My biggest success and surprise was my interview and audition for this job. I was touring the UK in Calamity Jane and Celebrity Cruises called and flew me to Miami to audition for Azamara. From that three-minute interview in 2008 I have had the best life for the last six years and hope for many more wonderful years ahead.
Q: Dancing in high heels during a storm at sea—how does that work? Any experiences where you had to say we’re just not doing this tonight?
(Spoiler alert!) Of course, when I take part in Hairspray I come out in high heels but I practiced long and hard to be stable on them as they are quite high. For our dancers we have three stages of assessment. If it gets too rough for heels, we go to flat shoes, and if it is really bad, I postpone the show or will even stop mid-show. The dancers have an entire career ahead of them and a broken ankle can stop them for good. So I work with the Dance Captain to assess the conditions. Luckily for us on Azamara, we are a very stable ship and do not typically encounter high seas.
Q: For someone in such a social position, what do you do to unwind at the end of the day?
I have always had a rule that work stays outside my stateroom door. So when I get back to my room at around midnight, I check e-mails but decided (wisely I think) many years ago to never send an e-mail reply after midnight. So I write them, save them to draft, and re-read them in the morning. Then I call my wife if I can, and sit with my iPad & Kindle for 30 minutes or so reading a good book. I usually sleep around 1 AM and get up at 07:30 to be ready to greet guests at the gangway by 8 AM.
Q: Tell us some good stories about famous White Night parties.
We had a charter onboard in Kotor, Montenegro, and the White Night party was very loud at their request. We started around 11 PM and around 1 PM the police arrived at the gangway to close us down for making too much noise! We had apparently woken the entire town. The following night in Dubrovnik, we had a second deck party and exactly the same thing happened at 2 AM.
Q: Have you met many celebrity entertainers onboard?

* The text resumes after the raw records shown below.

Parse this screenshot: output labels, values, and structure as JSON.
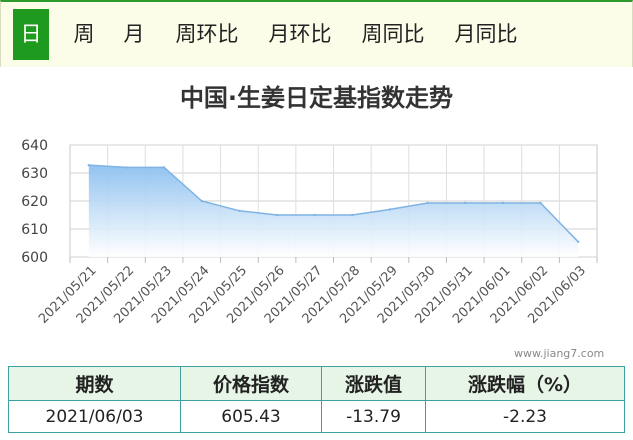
{
  "tabs": [
    {
      "label": "日",
      "active": true
    },
    {
      "label": "周",
      "active": false
    },
    {
      "label": "月",
      "active": false
    },
    {
      "label": "周环比",
      "active": false
    },
    {
      "label": "月环比",
      "active": false
    },
    {
      "label": "周同比",
      "active": false
    },
    {
      "label": "月同比",
      "active": false
    }
  ],
  "watermark": "www.jiang7.com",
  "colors": {
    "accent": "#1e9a1e",
    "line": "#7fb3e3",
    "fill_top": "#8cc0ef",
    "table_border": "#3ea1a1"
  },
  "chart_data": {
    "type": "area",
    "title": "中国·生姜日定基指数走势",
    "categories": [
      "2021/05/21",
      "2021/05/22",
      "2021/05/23",
      "2021/05/24",
      "2021/05/25",
      "2021/05/26",
      "2021/05/27",
      "2021/05/28",
      "2021/05/29",
      "2021/05/30",
      "2021/05/31",
      "2021/06/01",
      "2021/06/02",
      "2021/06/03"
    ],
    "series": [
      {
        "values": [
          632.8,
          632.0,
          632.0,
          620.0,
          616.5,
          615.0,
          615.0,
          615.0,
          617.0,
          619.3,
          619.3,
          619.3,
          619.3,
          605.43
        ]
      }
    ],
    "yticks": [
      600,
      610,
      620,
      630,
      640
    ],
    "ylim": [
      600,
      640
    ],
    "grid": true
  },
  "table": {
    "headers": [
      "期数",
      "价格指数",
      "涨跌值",
      "涨跌幅（%）"
    ],
    "rows": [
      [
        "2021/06/03",
        "605.43",
        "-13.79",
        "-2.23"
      ]
    ]
  }
}
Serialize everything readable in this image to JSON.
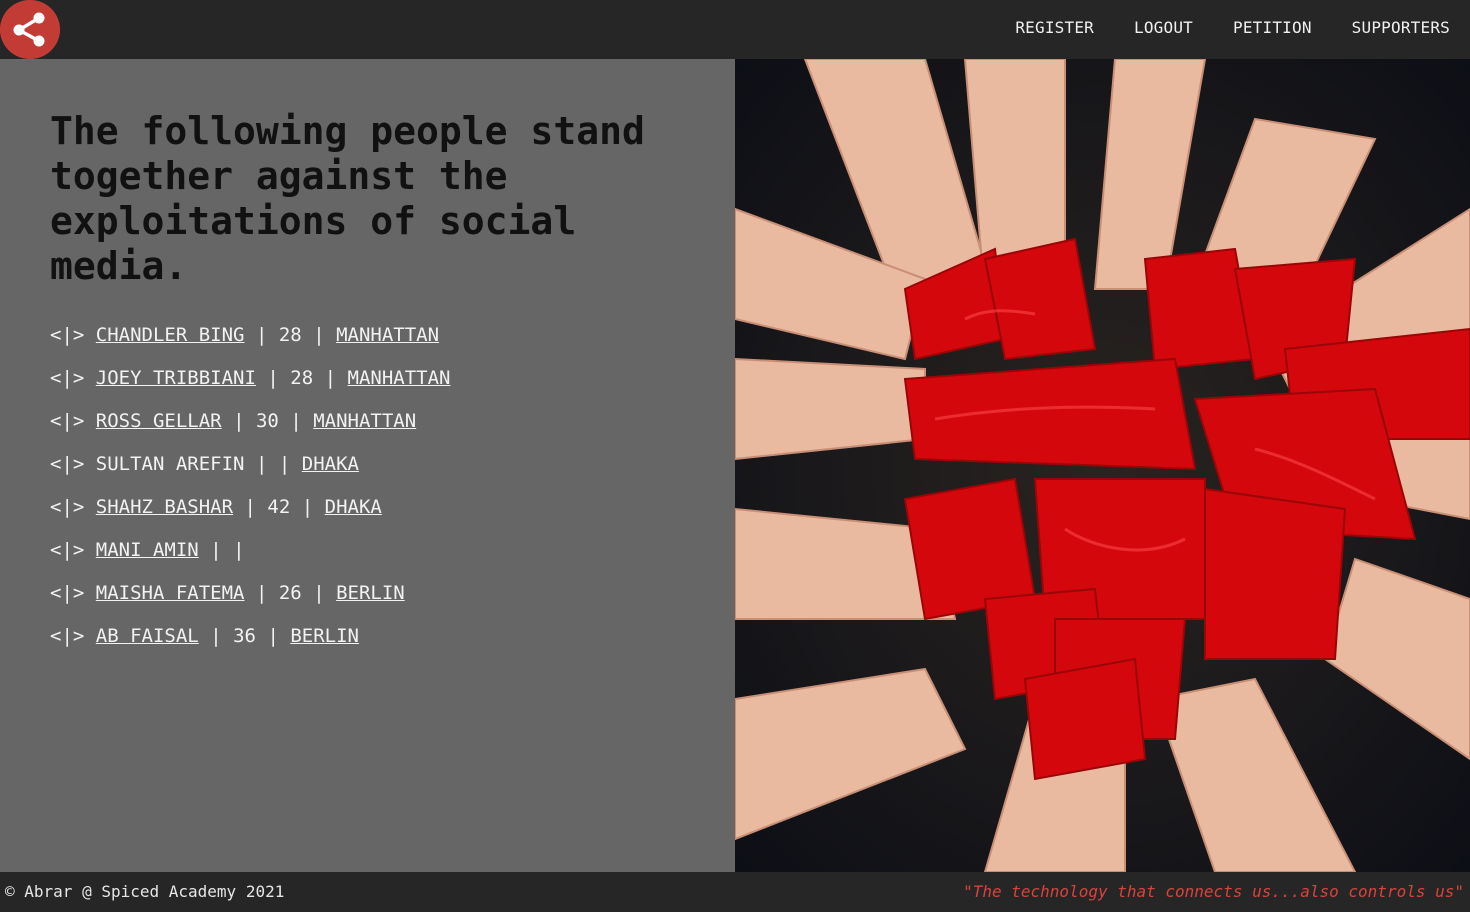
{
  "header": {
    "logo_icon": "share-icon",
    "nav": [
      {
        "label": "REGISTER"
      },
      {
        "label": "LOGOUT"
      },
      {
        "label": "PETITION"
      },
      {
        "label": "SUPPORTERS"
      }
    ]
  },
  "main": {
    "headline": "The following people stand together against the exploitations of social media.",
    "bullet": "<|>",
    "separator": "|",
    "signers": [
      {
        "name": "CHANDLER BING",
        "age": "28",
        "city": "MANHATTAN"
      },
      {
        "name": "JOEY TRIBBIANI",
        "age": "28",
        "city": "MANHATTAN"
      },
      {
        "name": "ROSS GELLAR",
        "age": "30",
        "city": "MANHATTAN"
      },
      {
        "name": "SULTAN AREFIN",
        "age": "",
        "city": "DHAKA"
      },
      {
        "name": "SHAHZ BASHAR",
        "age": "42",
        "city": "DHAKA"
      },
      {
        "name": "MANI AMIN",
        "age": "",
        "city": ""
      },
      {
        "name": "MAISHA FATEMA",
        "age": "26",
        "city": "BERLIN"
      },
      {
        "name": "AB FAISAL",
        "age": "36",
        "city": "BERLIN"
      }
    ]
  },
  "footer": {
    "copyright": "© Abrar @ Spiced Academy 2021",
    "quote": "\"The technology that connects us...also controls us\""
  },
  "colors": {
    "topbar": "#262626",
    "panel": "#666666",
    "accent": "#d9433b",
    "paint": "#d4080c"
  }
}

Sir Roger Moore was onboard as a guest and he very graciously agreed to be interviewed by me for an hour. The theatre was full of 650 guests and probably 200 crew. He was an amazing person and a great talker. I had roughly three days to do my research, so I read his book and everything I could find online. I was determined not to ask the same boring questions about Bond girls, so asked him questions like “What movie did you do that really sucked, the one you don’t want your grandchildren to see?” He was surprised and I think delighted to answer honestly. Then at the end he said something I will take with me into retirement: “Tony, I have been interviewed around the world for 50 years. This was one of the best and most original chats I have ever done.” He was and is an amazing man. Over the years I have met Walter Cronkite, Buzz Aldrin, Scott Carpenter and Sol Linowitz, and each had such an interesting story to tell.
Q: Any memorable experiences that may not fit the typical Cruise Director role?
In 2005 I was on the Seabourn Spirit heading to Asia along the coast of Somalia (don’t worry, Azamara does not sail this coast, and many things have changed since then!). At 5:40 AM we were attacked by two small boats full of Somali Pirates. They fired rocket-propelled grenades at us as well as strafing us with Kalashnikov fire. The ship sustained a 45-minute attack and thanks to the actions of some crew (me included) there were no injuries and we escaped unharmed. I was shot at and didn’t even realize it at the time. I will never forget the smell of Cordite.
Q: Your life experiences are beyond belief!
I have a great memory and it’s fun to have so many experiences to look back on. Paying attention, listening twice as much as you speak, and enjoying yourself along the way. That’s what life is all about.